First enter the following in the Google search box:
A site:search is the single most important diagnostic search on all of the major search engines that tells you how that search engine views your website. Don’t put a space after the colon in a site:search or you won’t get the right results.
Because your root domain without any slashes after the domain name is the top of your site’s hierarchy, you always want to see your root homepage as the top result of a site:search on Google.
If you don’t see your homepage at the top of a site:search, there may be a problem. Most of your ranking strength is focused in your homepage where the majority of the external links to a site usually point. The lack of appearance of your homepage at the top of a site:search on Google is one of the ways you can see if your site is under a penalty or downgrade – although this is not conclusive evidence of that fact alone.
Note carefully how your homepage displays with a site:search in Google’s and Bing’s listings. 65 characters are displayed of your homepage title in blue text at the top of your search engine listing, 150 characters of meta description appear under it – or a snippet of text from your body text that matches the keywords from a search request.
Click Your “Cached “Link
Next, on Google and Bing move your cursor to the right of the search engine listing to make your “Cached” link appear. On Yahoo, the cached link appears below the listing. Note the cached date – the last time the spider returned to your site for ranking.
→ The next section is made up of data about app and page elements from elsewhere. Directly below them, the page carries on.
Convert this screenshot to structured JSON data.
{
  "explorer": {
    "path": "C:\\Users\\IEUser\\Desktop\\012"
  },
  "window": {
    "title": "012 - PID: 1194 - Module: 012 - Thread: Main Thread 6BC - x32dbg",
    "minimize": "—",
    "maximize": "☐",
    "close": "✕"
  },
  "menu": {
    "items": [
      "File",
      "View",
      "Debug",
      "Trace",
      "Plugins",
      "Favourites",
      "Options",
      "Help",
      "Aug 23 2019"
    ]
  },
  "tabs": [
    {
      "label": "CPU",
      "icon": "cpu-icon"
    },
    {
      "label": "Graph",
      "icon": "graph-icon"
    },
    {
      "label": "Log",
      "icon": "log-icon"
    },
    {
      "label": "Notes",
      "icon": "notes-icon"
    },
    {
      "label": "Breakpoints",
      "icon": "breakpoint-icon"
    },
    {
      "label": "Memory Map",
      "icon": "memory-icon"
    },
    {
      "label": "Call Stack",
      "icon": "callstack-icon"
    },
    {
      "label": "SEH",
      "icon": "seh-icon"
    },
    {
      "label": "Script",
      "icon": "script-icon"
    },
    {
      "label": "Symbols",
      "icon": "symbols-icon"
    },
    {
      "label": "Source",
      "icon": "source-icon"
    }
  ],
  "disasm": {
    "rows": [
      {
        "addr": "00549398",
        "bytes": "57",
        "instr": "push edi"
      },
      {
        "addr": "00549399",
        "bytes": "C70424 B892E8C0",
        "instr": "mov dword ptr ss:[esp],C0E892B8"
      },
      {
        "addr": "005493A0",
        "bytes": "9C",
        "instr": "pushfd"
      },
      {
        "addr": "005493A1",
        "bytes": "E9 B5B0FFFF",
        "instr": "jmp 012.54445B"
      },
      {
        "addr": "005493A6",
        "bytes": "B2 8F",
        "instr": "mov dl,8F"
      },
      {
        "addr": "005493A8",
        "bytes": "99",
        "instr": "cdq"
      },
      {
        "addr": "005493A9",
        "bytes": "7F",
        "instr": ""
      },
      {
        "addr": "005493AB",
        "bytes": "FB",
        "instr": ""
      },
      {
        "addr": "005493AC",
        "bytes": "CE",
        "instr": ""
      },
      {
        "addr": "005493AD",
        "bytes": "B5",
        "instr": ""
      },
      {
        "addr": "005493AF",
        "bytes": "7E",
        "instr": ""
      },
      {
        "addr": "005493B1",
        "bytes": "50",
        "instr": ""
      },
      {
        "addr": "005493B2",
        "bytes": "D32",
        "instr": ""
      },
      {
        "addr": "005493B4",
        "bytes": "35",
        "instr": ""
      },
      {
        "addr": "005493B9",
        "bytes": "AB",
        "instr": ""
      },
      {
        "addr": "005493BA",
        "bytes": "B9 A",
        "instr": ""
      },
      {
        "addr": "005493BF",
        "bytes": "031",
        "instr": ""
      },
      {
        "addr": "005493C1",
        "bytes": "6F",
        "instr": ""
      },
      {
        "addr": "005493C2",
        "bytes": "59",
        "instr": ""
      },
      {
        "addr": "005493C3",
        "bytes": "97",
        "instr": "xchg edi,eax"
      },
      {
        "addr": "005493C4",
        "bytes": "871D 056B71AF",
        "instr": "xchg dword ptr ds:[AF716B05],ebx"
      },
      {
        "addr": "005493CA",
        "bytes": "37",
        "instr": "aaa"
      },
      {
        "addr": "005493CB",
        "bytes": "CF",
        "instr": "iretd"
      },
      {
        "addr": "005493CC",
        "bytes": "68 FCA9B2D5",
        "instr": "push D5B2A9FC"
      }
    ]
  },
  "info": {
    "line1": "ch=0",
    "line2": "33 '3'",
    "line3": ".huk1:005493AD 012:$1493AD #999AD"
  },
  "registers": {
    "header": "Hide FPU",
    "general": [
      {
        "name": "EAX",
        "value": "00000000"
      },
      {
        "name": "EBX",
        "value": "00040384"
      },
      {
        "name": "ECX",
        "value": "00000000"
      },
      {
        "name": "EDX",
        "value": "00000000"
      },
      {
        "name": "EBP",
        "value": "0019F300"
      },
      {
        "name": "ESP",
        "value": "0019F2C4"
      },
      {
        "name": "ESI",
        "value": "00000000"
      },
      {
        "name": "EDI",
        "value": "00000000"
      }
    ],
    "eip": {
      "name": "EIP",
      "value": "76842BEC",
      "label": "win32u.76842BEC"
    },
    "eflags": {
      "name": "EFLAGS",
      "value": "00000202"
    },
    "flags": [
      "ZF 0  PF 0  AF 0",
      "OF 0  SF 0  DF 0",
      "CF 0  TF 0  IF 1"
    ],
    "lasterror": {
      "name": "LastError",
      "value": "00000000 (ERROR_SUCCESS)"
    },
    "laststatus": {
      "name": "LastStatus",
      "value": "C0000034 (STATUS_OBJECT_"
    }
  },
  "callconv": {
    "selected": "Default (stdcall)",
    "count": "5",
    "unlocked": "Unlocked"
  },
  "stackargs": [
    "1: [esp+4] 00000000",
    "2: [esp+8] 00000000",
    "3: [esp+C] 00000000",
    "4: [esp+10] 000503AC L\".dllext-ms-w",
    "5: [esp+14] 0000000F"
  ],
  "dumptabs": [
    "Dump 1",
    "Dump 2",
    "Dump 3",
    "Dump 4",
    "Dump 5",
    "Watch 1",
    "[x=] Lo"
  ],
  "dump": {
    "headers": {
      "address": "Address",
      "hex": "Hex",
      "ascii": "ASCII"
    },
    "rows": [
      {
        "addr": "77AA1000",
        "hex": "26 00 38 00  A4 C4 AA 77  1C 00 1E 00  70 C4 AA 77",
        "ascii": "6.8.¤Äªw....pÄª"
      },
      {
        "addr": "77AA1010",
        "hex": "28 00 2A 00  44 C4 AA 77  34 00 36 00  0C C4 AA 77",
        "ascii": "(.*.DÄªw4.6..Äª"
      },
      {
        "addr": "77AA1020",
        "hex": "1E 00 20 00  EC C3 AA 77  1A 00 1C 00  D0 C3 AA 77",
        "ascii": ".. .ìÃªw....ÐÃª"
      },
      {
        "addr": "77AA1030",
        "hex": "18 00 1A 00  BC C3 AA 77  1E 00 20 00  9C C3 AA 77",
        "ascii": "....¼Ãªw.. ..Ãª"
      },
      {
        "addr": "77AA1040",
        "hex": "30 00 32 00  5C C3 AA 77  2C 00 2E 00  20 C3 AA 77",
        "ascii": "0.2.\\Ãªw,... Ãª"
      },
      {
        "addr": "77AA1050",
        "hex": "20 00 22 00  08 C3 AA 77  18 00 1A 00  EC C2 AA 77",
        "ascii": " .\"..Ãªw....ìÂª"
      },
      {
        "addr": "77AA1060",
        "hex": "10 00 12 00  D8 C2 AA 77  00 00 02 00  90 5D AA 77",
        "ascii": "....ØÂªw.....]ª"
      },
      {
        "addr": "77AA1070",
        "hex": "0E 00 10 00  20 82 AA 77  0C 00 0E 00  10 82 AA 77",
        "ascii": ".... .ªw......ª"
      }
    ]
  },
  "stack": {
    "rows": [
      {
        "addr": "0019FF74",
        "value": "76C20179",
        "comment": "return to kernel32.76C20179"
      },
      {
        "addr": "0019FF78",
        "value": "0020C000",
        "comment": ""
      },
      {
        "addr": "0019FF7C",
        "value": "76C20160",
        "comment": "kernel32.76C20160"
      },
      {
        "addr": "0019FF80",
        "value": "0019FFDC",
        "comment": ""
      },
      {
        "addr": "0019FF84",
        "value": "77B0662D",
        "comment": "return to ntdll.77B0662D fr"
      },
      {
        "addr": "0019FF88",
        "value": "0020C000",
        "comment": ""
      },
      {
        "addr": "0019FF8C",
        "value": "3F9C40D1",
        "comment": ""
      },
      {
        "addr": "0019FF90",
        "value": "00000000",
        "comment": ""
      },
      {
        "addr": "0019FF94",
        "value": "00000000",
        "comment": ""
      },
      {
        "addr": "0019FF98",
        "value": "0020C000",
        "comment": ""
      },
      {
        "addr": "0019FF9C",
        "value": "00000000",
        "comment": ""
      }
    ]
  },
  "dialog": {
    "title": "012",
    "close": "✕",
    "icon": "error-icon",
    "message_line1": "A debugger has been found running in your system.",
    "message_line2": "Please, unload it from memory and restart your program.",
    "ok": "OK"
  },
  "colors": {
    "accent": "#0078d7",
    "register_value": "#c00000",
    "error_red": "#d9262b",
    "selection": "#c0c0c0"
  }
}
Article by Steve Penny. Santa Cruz Green SEO specializes in sustainable searches and is the top ranked site on Google for Green Search Engine Optimization. Steve is author of 7 Ways To Motivate People That Don’t Cost A Penny and Hiring The Best People. He’s been asked to speak at the biggest human resource conferences in the world. Videos of these presentations may be viewed athttp://stevepenny.com